===== INFORMATION SUPPLIED
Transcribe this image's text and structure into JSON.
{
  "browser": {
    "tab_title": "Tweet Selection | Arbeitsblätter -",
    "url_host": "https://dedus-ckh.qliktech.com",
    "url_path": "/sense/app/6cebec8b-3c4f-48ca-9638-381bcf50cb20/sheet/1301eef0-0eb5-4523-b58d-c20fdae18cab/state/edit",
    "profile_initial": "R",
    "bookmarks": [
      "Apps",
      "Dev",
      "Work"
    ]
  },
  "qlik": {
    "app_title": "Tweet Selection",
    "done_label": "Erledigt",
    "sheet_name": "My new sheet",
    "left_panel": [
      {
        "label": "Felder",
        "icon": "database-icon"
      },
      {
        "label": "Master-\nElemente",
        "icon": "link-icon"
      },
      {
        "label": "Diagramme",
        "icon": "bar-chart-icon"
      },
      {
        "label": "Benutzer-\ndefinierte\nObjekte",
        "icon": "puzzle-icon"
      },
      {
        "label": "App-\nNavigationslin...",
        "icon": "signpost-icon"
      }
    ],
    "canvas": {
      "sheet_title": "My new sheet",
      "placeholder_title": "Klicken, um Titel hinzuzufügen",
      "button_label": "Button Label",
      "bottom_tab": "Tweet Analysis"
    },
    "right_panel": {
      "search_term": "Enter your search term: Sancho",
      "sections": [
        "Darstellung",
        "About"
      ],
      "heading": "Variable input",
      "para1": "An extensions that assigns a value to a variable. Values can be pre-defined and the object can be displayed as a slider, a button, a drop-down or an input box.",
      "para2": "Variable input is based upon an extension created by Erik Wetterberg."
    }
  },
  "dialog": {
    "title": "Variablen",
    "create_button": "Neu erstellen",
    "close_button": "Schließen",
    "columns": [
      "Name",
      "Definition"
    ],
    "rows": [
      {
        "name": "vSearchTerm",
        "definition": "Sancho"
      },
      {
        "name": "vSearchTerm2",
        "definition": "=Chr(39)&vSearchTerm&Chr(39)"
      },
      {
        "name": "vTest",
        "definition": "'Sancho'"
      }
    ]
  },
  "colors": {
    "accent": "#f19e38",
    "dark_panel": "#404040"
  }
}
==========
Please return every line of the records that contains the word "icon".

        "icon": "database-icon"
        "icon": "link-icon"
        "icon": "bar-chart-icon"
        "icon": "puzzle-icon"
        "icon": "signpost-icon"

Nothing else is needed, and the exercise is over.